What is being asked ->
What you return should be every record, retyped without a single change.
============================================================
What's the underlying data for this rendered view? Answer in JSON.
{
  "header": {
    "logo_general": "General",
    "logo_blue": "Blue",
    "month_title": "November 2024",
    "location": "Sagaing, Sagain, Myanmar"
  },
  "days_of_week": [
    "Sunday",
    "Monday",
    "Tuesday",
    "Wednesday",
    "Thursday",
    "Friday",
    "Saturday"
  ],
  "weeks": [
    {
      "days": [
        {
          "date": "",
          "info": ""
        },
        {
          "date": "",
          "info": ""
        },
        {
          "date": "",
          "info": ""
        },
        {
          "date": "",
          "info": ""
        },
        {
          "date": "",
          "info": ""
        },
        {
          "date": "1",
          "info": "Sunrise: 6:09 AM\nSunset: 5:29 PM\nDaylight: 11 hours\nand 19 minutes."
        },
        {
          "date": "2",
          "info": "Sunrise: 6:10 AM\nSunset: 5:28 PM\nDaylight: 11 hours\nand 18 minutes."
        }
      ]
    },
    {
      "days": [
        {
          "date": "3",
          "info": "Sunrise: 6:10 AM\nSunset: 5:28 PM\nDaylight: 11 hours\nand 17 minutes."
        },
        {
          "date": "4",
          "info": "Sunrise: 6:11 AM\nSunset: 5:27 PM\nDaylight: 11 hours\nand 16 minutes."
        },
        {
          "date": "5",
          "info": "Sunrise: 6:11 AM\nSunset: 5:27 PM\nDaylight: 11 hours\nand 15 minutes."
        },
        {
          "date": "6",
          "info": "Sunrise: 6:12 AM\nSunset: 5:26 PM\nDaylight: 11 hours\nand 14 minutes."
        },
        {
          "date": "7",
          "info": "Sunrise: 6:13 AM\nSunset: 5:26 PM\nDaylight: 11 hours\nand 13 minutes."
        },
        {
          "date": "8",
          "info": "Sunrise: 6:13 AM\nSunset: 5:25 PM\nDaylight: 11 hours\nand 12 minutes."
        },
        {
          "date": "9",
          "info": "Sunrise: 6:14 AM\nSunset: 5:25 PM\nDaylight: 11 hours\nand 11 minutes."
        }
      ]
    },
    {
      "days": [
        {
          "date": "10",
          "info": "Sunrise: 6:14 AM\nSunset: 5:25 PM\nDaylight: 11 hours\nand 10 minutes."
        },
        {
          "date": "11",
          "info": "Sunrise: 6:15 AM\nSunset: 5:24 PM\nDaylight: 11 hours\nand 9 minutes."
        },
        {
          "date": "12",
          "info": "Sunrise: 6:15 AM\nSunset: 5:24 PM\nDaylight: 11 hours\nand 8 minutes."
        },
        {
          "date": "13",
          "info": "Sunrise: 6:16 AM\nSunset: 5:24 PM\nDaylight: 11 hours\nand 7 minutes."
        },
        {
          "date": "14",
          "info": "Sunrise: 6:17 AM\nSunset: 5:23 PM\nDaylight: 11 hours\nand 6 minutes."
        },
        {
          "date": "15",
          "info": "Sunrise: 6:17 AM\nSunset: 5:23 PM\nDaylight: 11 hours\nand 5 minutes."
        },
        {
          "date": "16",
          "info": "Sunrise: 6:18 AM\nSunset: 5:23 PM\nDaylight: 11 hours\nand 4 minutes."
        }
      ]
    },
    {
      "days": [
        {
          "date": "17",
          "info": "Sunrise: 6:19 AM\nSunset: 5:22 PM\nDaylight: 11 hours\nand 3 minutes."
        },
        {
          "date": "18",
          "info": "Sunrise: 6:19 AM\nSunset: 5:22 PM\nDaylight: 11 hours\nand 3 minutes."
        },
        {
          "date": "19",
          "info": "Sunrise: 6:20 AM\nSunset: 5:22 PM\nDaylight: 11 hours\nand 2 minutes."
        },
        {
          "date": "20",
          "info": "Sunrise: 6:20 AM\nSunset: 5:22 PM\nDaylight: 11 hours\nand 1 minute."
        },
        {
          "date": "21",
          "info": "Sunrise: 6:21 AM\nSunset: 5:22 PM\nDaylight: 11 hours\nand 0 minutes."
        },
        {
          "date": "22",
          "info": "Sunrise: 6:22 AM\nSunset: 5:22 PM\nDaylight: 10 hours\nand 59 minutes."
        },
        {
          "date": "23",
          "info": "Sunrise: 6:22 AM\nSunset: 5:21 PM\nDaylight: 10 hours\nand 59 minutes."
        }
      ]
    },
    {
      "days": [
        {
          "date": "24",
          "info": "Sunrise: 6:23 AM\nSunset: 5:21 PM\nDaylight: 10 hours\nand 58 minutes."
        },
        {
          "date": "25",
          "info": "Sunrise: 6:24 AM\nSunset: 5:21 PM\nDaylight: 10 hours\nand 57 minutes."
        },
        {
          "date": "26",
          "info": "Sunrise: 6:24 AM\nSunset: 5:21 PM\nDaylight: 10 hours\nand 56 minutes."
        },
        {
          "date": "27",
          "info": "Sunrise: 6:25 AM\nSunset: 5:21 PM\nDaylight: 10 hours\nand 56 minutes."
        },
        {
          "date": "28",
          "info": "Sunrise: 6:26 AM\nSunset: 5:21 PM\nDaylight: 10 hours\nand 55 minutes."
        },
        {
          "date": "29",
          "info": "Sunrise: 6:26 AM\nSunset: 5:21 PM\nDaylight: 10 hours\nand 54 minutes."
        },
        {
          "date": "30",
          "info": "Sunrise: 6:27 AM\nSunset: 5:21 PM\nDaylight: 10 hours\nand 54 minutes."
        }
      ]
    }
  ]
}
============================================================
Answer section ->
What's the underlying data for this rendered view? Answer in JSON.
{
  "header": {
    "logo_general": "General",
    "logo_blue": "Blue",
    "month_title": "November 2024",
    "location": "Sagaing, Sagain, Myanmar"
  },
  "days_of_week": [
    "Sunday",
    "Monday",
    "Tuesday",
    "Wednesday",
    "Thursday",
    "Friday",
    "Saturday"
  ],
  "weeks": [
    {
      "days": [
        {
          "date": "",
          "info": ""
        },
        {
          "date": "",
          "info": ""
        },
        {
          "date": "",
          "info": ""
        },
        {
          "date": "",
          "info": ""
        },
        {
          "date": "",
          "info": ""
        },
        {
          "date": "1",
          "info": "Sunrise: 6:09 AM\nSunset: 5:29 PM\nDaylight: 11 hours\nand 19 minutes."
        },
        {
          "date": "2",
          "info": "Sunrise: 6:10 AM\nSunset: 5:28 PM\nDaylight: 11 hours\nand 18 minutes."
        }
      ]
    },
    {
      "days": [
        {
          "date": "3",
          "info": "Sunrise: 6:10 AM\nSunset: 5:28 PM\nDaylight: 11 hours\nand 17 minutes."
        },
        {
          "date": "4",
          "info": "Sunrise: 6:11 AM\nSunset: 5:27 PM\nDaylight: 11 hours\nand 16 minutes."
        },
        {
          "date": "5",
          "info": "Sunrise: 6:11 AM\nSunset: 5:27 PM\nDaylight: 11 hours\nand 15 minutes."
        },
        {
          "date": "6",
          "info": "Sunrise: 6:12 AM\nSunset: 5:26 PM\nDaylight: 11 hours\nand 14 minutes."
        },
        {
          "date": "7",
          "info": "Sunrise: 6:13 AM\nSunset: 5:26 PM\nDaylight: 11 hours\nand 13 minutes."
        },
        {
          "date": "8",
          "info": "Sunrise: 6:13 AM\nSunset: 5:25 PM\nDaylight: 11 hours\nand 12 minutes."
        },
        {
          "date": "9",
          "info": "Sunrise: 6:14 AM\nSunset: 5:25 PM\nDaylight: 11 hours\nand 11 minutes."
        }
      ]
    },
    {
      "days": [
        {
          "date": "10",
          "info": "Sunrise: 6:14 AM\nSunset: 5:25 PM\nDaylight: 11 hours\nand 10 minutes."
        },
        {
          "date": "11",
          "info": "Sunrise: 6:15 AM\nSunset: 5:24 PM\nDaylight: 11 hours\nand 9 minutes."
        },
        {
          "date": "12",
          "info": "Sunrise: 6:15 AM\nSunset: 5:24 PM\nDaylight: 11 hours\nand 8 minutes."
        },
        {
          "date": "13",
          "info": "Sunrise: 6:16 AM\nSunset: 5:24 PM\nDaylight: 11 hours\nand 7 minutes."
        },
        {
          "date": "14",
          "info": "Sunrise: 6:17 AM\nSunset: 5:23 PM\nDaylight: 11 hours\nand 6 minutes."
        },
        {
          "date": "15",
          "info": "Sunrise: 6:17 AM\nSunset: 5:23 PM\nDaylight: 11 hours\nand 5 minutes."
        },
        {
          "date": "16",
          "info": "Sunrise: 6:18 AM\nSunset: 5:23 PM\nDaylight: 11 hours\nand 4 minutes."
        }
      ]
    },
    {
      "days": [
        {
          "date": "17",
          "info": "Sunrise: 6:19 AM\nSunset: 5:22 PM\nDaylight: 11 hours\nand 3 minutes."
        },
        {
          "date": "18",
          "info": "Sunrise: 6:19 AM\nSunset: 5:22 PM\nDaylight: 11 hours\nand 3 minutes."
        },
        {
          "date": "19",
          "info": "Sunrise: 6:20 AM\nSunset: 5:22 PM\nDaylight: 11 hours\nand 2 minutes."
        },
        {
          "date": "20",
          "info": "Sunrise: 6:20 AM\nSunset: 5:22 PM\nDaylight: 11 hours\nand 1 minute."
        },
        {
          "date": "21",
          "info": "Sunrise: 6:21 AM\nSunset: 5:22 PM\nDaylight: 11 hours\nand 0 minutes."
        },
        {
          "date": "22",
          "info": "Sunrise: 6:22 AM\nSunset: 5:22 PM\nDaylight: 10 hours\nand 59 minutes."
        },
        {
          "date": "23",
          "info": "Sunrise: 6:22 AM\nSunset: 5:21 PM\nDaylight: 10 hours\nand 59 minutes."
        }
      ]
    },
    {
      "days": [
        {
          "date": "24",
          "info": "Sunrise: 6:23 AM\nSunset: 5:21 PM\nDaylight: 10 hours\nand 58 minutes."
        },
        {
          "date": "25",
          "info": "Sunrise: 6:24 AM\nSunset: 5:21 PM\nDaylight: 10 hours\nand 57 minutes."
        },
        {
          "date": "26",
          "info": "Sunrise: 6:24 AM\nSunset: 5:21 PM\nDaylight: 10 hours\nand 56 minutes."
        },
        {
          "date": "27",
          "info": "Sunrise: 6:25 AM\nSunset: 5:21 PM\nDaylight: 10 hours\nand 56 minutes."
        },
        {
          "date": "28",
          "info": "Sunrise: 6:26 AM\nSunset: 5:21 PM\nDaylight: 10 hours\nand 55 minutes."
        },
        {
          "date": "29",
          "info": "Sunrise: 6:26 AM\nSunset: 5:21 PM\nDaylight: 10 hours\nand 54 minutes."
        },
        {
          "date": "30",
          "info": "Sunrise: 6:27 AM\nSunset: 5:21 PM\nDaylight: 10 hours\nand 54 minutes."
        }
      ]
    }
  ]
}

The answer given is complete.